A sparkling genre procedural with a difference, “The Raven Song” is the eleventh in the fast-deployed Detective Inspector Tom Janssen series, set this time in Hunstanton, one of the places in Norfolk that I have actually visited. When a troubled single woman is found dead, her disabled young daughter missing, Janssen’s ensemble homicide team, by now well familiar to the series reader, races to solve and rescue. Suspects multiply, the plot twists, the reader’s pulse clocks high … this is a familiar pleasure to use crimmie readers and author Jason Dalgliesh has penned another winner. Get with the flow, folks, snatch up The Raven’s Song!

The Match by Harlan Coben [5/10]

Harlan Coben The Match review

Harlan Coben is a legend among thriller writers, penning 31 books by now, starting with his wonderful Myron Bolitar series and lately triumphing with one-offs that have spawned five successful Netflix series. He is a polished writer in the school of “less is more,” with an entertaining turn in sardonic dialogue, and his plotting is nonpareil. All those strengths are on full display in “The Match“. It is the second book to feature Wilde, “the boy from the woods,” an accomplished ex-soldier who prefers to reside in the wilderness. In this outing, Wilde follows up leads toward his unknown parents, at the same time as an altruistic hacker group targeting vicious trolls attracts a serial killer. The Match is a rocket of a read, and in time-honored fashion, the author provides plot twist upon plot twist until a denouement that wraps up all the loose ends. So, yes, a fun read, but this reader parsed the final para and looked back on the careening plot and wondered, “what was the point?” Marrying DNA, social media trolling, hacking, and a cast revolving around unknowable Wilde … all these plot elements served to mystify but never cohered with any overarching logic. The characters disappeared into a warm bath of baffling turns of logic. Reader, I was disappointed, but I turned the pages.

Once There Were Wolves by Charlotte McConaghy [7/10]

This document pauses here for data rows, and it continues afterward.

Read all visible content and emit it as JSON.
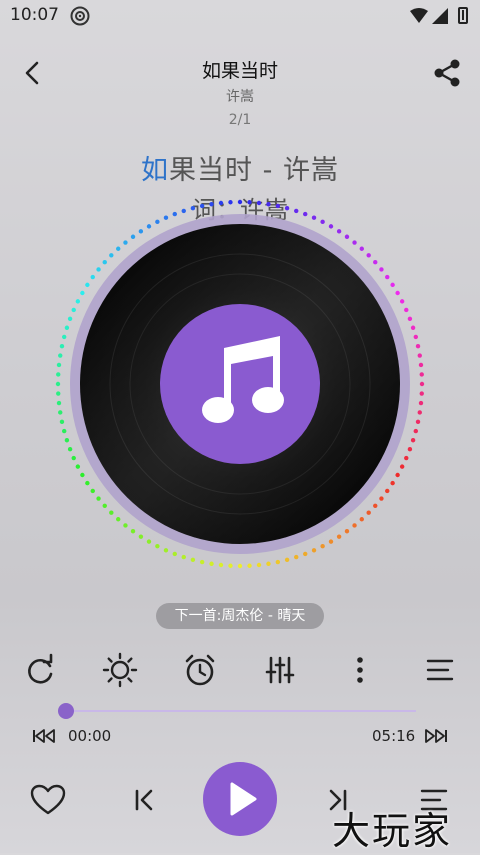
{
  "status_bar": {
    "time": "10:07"
  },
  "header": {
    "title": "如果当时",
    "artist": "许嵩",
    "pager": "2/1"
  },
  "lyrics": {
    "line1_highlight": "如",
    "line1_rest": "果当时 - 许嵩",
    "line2": "词：许嵩"
  },
  "next_track": "下一首:周杰伦 - 晴天",
  "progress": {
    "current": "00:00",
    "total": "05:16",
    "fraction": 0.0
  },
  "colors": {
    "accent": "#8a5bd0",
    "lyric_highlight": "#2e73c9"
  },
  "icons": {
    "back": "arrow-left",
    "share": "share",
    "repeat": "repeat",
    "brightness": "sun",
    "timer": "alarm-clock",
    "equalizer": "sliders",
    "more": "dots-vertical",
    "menu": "lines",
    "skip_back": "rewind",
    "skip_forward": "fast-forward",
    "favorite": "heart",
    "previous": "skip-previous",
    "play": "play",
    "next": "skip-next",
    "playlist": "playlist"
  },
  "watermark": "大玩家"
}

Charlotte McConaghy Once There Were Wolves review

Once There Were Wolves” follows hot on the heels of Charlotte McConaghy’s lyrical, propulsive Migrations (my review here) and has a similar mix of dramatic plot, conservation backdrop, and natural world depiction. The hero is Inti Flynn, part of a team of visionaries reintroducing over a dozen wolves into remote Scottish wilderness. Battling opposing locals, venturing into love, and protecting her battered twin sister, Inti’s overweening focus is the wolves and the precarity of their fate. The author is a beautiful stylist and I sank into the wonderfully portrayed scenes of wolves in the wild, bumping into the ravenous world of humans. The feverish plot is less successful, IMHO, perhaps too wild in pace and extent, but that storyline meshes well into the thematic one. The central character of Inti is brilliantly portrayed. Snap up Once There Were Wolves, I’m sure it will figure in the awards season.